Toy breaks out of the nursery and heads for the gallery
Meet the ‘Endies’ – city dwellers who are too poor to have fun

Meet the ‘Endies’ – city dwellers who are too poor to have fun

Urbanites are cursed with an acronym pointing to Employed but No Disposable Income or Savings
Paisley’s decision to make peace with IRA enemies might remind the Arabs of Sadat

Ian Paisley’s decision to make peace with his IRA enemies

His Save Ulster from Sodomy campaign would surely have been supported by many a Sunni imam
'She was a singer, a superstar, an addict, but to me, her mother, she is simply Amy'

'She was a singer, a superstar, an addict, but to me, her mother, she is simply Amy'

Exclusive extract from Janis Winehouse's poignant new memoir
Is this the role to win Cumberbatch an Oscar?

Is this the role to win Cumberbatch an Oscar?

The Imitation Game, film review
England and Roy Hodgson take a joint step towards redemption in Basel

England and Hodgson take a joint step towards redemption

Welbeck double puts England on the road to Euro 2016
Relatives fight over Vivian Maier’s rare photos

Relatives fight over Vivian Maier’s rare photos

Pictures removed from public view as courts decide ownership
‘Fashion has to be fun. It’s a big business, not a cure for cancer’

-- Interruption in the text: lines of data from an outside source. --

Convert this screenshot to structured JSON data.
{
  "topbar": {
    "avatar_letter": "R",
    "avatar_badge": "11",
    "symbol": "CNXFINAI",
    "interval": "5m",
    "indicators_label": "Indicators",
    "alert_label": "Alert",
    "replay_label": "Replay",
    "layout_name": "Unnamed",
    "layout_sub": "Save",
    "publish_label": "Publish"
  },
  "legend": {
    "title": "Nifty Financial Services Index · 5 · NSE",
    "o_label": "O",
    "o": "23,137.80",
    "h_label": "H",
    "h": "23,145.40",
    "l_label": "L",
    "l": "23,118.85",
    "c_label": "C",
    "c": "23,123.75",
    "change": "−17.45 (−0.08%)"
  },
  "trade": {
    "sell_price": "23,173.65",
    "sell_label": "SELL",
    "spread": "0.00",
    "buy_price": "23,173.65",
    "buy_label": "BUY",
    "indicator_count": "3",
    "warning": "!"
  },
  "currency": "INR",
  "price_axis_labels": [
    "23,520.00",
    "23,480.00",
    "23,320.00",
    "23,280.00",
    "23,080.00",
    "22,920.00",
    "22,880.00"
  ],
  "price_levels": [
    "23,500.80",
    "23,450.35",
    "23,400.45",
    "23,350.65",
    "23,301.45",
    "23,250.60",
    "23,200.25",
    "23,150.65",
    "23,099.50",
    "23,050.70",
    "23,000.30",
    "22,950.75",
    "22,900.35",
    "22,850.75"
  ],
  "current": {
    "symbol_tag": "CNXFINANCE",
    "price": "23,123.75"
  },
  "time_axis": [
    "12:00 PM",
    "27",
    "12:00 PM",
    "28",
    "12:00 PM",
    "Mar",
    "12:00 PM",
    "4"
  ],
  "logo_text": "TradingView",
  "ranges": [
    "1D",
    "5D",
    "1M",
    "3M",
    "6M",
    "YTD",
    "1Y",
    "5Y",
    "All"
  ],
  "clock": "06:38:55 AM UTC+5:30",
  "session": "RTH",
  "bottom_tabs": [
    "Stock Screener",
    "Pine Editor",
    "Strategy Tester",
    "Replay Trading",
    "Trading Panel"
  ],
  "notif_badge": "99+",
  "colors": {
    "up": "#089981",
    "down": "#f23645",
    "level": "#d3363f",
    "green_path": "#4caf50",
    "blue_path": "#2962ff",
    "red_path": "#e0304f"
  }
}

‘Fashion has to be fun. It’s a big business, not a cure for cancer’

Donatella Versace at New York Fashion Week